(Data about app and page elements)
▬▬▬▬▬▬▬▬▬▬
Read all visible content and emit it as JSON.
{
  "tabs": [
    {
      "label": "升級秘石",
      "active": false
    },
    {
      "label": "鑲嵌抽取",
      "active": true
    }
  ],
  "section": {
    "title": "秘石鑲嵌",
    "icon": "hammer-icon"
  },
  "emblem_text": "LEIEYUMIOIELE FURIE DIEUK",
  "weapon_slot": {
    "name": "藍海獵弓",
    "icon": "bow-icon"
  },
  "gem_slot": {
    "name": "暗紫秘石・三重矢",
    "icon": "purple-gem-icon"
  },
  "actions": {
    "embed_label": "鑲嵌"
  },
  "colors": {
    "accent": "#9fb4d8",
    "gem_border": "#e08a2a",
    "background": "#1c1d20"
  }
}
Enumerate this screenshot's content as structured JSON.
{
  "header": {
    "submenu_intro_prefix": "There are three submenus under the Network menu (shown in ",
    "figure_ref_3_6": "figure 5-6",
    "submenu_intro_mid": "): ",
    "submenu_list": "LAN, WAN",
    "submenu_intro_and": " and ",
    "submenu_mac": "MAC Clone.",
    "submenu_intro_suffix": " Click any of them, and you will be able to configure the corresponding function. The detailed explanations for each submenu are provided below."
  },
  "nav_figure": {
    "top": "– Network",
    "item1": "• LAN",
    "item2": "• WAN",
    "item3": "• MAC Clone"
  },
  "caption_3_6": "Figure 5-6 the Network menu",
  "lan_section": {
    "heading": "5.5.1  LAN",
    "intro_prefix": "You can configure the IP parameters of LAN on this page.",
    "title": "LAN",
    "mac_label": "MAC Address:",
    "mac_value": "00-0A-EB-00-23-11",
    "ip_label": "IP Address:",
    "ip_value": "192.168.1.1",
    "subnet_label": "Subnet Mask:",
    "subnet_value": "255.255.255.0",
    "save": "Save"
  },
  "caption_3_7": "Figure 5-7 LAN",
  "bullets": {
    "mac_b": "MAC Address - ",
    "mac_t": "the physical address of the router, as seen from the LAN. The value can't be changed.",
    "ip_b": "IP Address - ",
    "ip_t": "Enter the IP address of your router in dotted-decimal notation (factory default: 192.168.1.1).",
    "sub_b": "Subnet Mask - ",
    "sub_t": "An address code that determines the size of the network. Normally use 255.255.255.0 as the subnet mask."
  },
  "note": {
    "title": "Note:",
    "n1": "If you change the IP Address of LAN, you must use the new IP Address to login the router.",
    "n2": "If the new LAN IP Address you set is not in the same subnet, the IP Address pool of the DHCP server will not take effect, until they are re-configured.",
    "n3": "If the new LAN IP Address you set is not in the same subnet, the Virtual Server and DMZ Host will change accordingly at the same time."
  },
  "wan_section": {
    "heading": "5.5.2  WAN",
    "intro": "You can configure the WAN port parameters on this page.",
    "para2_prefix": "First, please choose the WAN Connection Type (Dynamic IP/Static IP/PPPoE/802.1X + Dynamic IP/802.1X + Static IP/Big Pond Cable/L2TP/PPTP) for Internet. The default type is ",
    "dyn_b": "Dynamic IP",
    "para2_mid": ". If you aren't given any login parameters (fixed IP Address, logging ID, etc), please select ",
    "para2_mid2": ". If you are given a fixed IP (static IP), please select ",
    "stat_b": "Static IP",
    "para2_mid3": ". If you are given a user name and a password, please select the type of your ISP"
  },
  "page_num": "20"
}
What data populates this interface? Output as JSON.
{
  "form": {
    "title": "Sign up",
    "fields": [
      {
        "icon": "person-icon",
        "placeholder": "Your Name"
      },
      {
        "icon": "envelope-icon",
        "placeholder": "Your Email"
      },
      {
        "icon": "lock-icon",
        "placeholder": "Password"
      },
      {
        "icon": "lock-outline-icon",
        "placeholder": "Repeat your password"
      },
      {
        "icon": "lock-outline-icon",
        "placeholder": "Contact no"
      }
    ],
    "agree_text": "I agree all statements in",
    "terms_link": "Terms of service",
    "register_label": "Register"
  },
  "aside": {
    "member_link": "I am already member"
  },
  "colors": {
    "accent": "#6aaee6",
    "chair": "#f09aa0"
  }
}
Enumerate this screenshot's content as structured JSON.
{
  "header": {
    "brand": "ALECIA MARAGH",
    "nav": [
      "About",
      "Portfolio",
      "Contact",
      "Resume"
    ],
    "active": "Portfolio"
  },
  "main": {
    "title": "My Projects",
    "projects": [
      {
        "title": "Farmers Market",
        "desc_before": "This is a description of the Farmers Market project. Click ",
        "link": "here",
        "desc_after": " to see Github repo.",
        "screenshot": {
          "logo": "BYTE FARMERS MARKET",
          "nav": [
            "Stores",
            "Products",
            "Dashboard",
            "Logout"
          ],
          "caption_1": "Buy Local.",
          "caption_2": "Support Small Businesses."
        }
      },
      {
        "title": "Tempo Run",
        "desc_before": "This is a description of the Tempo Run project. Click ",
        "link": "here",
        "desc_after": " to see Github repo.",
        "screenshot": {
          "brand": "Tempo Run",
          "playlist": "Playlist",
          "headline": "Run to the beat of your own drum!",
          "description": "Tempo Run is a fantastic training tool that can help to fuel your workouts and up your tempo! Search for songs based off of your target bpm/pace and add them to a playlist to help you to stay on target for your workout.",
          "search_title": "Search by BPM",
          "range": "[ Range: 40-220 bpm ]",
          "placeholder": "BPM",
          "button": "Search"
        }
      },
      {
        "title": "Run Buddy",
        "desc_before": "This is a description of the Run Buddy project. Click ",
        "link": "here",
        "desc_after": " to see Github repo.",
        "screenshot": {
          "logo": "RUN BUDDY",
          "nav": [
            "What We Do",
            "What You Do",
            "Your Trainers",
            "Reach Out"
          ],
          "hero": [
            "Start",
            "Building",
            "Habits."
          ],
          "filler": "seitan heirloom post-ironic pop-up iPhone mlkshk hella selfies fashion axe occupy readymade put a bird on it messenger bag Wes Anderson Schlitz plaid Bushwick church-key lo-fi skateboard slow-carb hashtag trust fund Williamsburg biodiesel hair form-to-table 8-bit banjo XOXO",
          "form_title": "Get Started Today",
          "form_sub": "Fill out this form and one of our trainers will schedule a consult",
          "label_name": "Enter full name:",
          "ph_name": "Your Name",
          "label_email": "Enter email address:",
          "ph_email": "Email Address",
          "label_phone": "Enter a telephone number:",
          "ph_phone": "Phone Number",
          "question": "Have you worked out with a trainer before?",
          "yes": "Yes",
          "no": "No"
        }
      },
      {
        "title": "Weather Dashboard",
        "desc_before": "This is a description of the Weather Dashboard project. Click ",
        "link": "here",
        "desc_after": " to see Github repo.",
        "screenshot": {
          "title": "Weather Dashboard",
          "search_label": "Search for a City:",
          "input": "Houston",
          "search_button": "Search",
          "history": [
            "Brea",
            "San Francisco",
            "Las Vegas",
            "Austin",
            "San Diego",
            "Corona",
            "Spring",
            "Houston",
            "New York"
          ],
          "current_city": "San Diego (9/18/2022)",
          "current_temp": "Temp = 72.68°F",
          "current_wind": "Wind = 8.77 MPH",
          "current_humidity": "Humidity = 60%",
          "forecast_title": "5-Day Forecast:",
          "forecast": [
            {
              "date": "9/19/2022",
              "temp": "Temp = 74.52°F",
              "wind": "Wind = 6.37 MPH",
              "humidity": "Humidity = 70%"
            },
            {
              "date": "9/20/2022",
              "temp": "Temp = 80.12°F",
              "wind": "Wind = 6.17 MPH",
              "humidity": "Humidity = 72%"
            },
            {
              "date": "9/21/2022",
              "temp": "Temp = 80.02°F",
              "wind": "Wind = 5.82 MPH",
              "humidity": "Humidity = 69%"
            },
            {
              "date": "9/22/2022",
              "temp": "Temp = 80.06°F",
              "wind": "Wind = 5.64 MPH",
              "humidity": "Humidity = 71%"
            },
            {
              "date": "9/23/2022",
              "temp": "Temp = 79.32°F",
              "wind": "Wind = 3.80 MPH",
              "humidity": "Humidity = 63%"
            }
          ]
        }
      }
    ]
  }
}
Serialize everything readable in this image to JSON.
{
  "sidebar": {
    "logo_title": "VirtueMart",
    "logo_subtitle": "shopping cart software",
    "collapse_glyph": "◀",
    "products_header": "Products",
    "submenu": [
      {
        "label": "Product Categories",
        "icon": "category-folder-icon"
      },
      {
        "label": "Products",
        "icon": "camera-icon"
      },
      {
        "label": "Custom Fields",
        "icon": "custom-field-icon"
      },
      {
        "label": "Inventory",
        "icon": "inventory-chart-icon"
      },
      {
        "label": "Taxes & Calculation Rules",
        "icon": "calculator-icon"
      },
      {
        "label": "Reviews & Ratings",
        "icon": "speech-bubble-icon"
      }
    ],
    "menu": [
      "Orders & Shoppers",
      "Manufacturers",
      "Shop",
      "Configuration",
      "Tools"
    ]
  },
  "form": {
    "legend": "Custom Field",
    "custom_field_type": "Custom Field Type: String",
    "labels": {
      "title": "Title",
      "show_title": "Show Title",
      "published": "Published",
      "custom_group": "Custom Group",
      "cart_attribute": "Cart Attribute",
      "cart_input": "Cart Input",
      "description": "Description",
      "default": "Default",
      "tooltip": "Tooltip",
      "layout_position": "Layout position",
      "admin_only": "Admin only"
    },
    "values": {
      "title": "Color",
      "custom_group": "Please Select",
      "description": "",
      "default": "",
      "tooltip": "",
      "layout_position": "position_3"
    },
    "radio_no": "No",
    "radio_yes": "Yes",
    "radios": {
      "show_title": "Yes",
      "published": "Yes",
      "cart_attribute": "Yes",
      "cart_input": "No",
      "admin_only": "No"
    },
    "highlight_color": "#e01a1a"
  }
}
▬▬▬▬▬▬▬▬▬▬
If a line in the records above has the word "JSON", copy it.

### [Answer to the exercise]
Read all visible content and emit it as JSON.
Enumerate this screenshot's content as structured JSON.
What data populates this interface? Output as JSON.
Enumerate this screenshot's content as structured JSON.
Serialize everything readable in this image to JSON.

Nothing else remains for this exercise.